Jes Hathaway is the editor in chief of National Fisherman magazine and NationalFisherman.com.
Written by Jes Hathaway
Tuesday, 14 May 2013
What can I possibly say about an 85-year-old fisherman lost at sea?
Stian Stiansen was recovered on a Long Island beach a couple of hours after his 45-foot trawler Pauline IV capsized in rough waters just outside New York's Shinnecock Inlet.
Stiansen was rushed to the hospital, but he never recovered. Survivor Scott Finne, 42, was picked up by a rescue boat and remarkably had no injuries. He says he looked for his friend and fishing partner when he came to the surface after the boat rolled, but could not find him in the rough surf that was pushing the Pauline IV away from him.
My first reaction upon seeing the headline was, "Not another East Coast boat." Once I learned Stiansen's age, I must admit, I felt more bittersweet about the accident. What a horrible thing to happen, for any soul to endure.
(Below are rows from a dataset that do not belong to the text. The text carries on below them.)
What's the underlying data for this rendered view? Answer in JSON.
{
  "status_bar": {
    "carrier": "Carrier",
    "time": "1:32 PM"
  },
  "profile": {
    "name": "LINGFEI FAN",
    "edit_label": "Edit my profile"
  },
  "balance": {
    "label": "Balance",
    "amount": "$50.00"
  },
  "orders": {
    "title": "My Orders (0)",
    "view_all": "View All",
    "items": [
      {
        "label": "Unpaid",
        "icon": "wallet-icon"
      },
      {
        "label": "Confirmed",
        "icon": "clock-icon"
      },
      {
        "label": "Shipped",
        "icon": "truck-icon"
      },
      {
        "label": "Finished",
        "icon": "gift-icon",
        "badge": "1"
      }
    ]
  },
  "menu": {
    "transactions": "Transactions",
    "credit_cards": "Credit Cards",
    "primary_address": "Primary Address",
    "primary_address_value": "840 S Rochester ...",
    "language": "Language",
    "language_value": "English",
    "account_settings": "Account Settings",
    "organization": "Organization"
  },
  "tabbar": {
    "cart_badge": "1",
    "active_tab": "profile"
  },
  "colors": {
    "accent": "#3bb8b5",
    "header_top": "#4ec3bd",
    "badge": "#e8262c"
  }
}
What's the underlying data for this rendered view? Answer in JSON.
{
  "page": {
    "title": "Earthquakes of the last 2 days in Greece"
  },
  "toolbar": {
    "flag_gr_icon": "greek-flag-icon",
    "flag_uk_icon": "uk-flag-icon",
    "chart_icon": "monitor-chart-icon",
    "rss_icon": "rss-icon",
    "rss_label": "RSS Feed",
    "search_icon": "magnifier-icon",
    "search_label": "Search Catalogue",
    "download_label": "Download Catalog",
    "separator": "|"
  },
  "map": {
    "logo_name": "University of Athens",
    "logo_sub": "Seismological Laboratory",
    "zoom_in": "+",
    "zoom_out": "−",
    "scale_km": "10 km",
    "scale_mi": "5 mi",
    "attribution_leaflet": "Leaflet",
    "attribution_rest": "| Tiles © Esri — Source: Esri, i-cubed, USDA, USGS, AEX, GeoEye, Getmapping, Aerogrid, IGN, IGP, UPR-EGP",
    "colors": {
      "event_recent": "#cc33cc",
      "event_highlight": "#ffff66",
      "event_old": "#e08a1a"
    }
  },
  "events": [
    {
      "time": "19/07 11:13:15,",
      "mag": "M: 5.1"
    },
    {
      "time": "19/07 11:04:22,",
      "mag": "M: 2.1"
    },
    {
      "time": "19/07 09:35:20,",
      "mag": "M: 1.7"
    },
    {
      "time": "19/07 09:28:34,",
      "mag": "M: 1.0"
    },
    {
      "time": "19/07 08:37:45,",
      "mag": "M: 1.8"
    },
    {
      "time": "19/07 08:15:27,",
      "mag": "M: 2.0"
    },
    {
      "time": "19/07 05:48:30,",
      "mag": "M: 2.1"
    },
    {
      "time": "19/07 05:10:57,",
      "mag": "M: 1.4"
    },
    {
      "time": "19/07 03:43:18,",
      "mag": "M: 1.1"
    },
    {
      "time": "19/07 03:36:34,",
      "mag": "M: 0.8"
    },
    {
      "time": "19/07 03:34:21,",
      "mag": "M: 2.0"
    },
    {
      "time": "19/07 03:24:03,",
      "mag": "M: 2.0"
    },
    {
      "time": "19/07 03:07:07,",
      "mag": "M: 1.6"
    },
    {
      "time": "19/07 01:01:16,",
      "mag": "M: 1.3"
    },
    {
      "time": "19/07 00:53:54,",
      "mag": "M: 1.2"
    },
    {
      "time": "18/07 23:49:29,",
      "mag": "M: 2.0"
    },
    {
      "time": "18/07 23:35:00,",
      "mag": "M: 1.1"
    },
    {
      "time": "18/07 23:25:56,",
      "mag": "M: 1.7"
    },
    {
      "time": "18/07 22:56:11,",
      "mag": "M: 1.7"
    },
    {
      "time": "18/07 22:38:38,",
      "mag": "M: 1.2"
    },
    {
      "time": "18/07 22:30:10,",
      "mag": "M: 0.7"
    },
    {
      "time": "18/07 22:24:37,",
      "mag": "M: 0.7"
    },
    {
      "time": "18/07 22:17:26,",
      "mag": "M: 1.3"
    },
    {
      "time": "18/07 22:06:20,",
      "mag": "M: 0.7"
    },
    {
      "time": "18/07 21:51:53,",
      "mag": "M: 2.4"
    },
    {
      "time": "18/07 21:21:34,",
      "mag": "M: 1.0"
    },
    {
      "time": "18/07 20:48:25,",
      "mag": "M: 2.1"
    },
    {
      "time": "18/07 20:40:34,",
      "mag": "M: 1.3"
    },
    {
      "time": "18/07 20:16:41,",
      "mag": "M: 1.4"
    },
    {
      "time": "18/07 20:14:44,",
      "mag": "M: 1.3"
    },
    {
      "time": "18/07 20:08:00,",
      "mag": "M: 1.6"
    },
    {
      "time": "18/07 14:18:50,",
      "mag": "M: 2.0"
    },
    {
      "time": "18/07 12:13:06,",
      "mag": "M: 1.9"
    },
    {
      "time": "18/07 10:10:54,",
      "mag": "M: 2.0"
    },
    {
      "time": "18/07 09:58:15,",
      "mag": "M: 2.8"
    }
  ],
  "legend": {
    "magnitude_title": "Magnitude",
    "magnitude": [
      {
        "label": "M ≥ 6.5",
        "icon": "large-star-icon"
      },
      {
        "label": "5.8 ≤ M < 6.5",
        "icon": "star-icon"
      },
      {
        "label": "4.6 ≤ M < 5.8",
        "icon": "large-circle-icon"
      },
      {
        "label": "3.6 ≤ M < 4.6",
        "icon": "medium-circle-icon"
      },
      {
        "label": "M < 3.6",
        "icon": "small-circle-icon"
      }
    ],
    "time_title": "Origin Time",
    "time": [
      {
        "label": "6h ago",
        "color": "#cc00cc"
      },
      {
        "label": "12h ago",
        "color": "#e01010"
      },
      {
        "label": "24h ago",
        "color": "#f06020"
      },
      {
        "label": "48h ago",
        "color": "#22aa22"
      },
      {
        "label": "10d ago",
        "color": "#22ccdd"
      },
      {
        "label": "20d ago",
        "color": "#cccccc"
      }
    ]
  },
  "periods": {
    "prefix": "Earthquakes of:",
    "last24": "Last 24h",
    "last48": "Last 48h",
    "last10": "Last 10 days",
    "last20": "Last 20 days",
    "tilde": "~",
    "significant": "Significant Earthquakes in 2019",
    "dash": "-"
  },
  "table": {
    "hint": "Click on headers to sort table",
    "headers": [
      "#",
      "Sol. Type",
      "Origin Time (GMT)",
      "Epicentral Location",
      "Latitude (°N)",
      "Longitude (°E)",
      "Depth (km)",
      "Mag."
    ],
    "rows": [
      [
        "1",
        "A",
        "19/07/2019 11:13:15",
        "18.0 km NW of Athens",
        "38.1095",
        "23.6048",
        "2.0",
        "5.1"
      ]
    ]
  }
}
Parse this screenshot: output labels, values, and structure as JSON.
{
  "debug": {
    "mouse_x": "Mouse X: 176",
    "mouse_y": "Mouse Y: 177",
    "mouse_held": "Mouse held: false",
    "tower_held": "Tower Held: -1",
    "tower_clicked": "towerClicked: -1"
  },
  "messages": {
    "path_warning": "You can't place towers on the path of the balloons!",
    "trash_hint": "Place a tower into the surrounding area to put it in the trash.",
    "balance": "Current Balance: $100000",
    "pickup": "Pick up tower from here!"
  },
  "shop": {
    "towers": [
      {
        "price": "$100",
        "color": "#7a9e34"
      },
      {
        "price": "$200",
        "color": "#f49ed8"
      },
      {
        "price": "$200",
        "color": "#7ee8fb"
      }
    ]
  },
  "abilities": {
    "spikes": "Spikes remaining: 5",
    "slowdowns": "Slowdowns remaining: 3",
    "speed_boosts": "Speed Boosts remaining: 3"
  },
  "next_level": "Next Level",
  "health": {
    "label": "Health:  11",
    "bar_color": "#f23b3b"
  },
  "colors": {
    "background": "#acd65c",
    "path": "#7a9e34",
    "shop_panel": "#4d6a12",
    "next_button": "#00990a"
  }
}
But surely this was a man who was determined to keep fishing until the day he died.
Stiansen spent nearly seven decades doing what he loved, he's admired as a legend in his community, and he was sprightly enough well beyond retirement age not only to get out of the house but to work on the water. We should all be so lucky.
Our hearts go out to the Stiansen family and the fishing communities in and around East Quogue, N.Y., where Stiansen is known and loved.
National Fisherman Live: 3/10/15
In this episode, Online Editor Leslie Taylor talks with Mike McLouglin, vice president of Dunlop Industrial and Protective Footwear.
National Fisherman Live: 2/24/15
In this episode:
March date set for disaster aid dispersal
Oregon LNG project could disrupt fishing
NOAA tweaks gear marking requirement
N.C. launches first commercial/recreational dock
Spiny lobster traps limits not well received
It is with great sadness that Furuno USA announced the passing of industry veteran and long-time Furuno employee, Ed Davis, on April 30.
Alaska Gov. Bill Walker is required by state statute to appoint someone to the Board of Fisheries by today, Tuesday, May 19. However, his efforts to fill the seat have gone unfulfilled since he took office in January. The seven-member board serves as an in-state fishery management council for fisheries in state waters.
The resignation of Walker’s director of Boards and Commissions, Karen Gillis, fanned the flames of controversy late last week.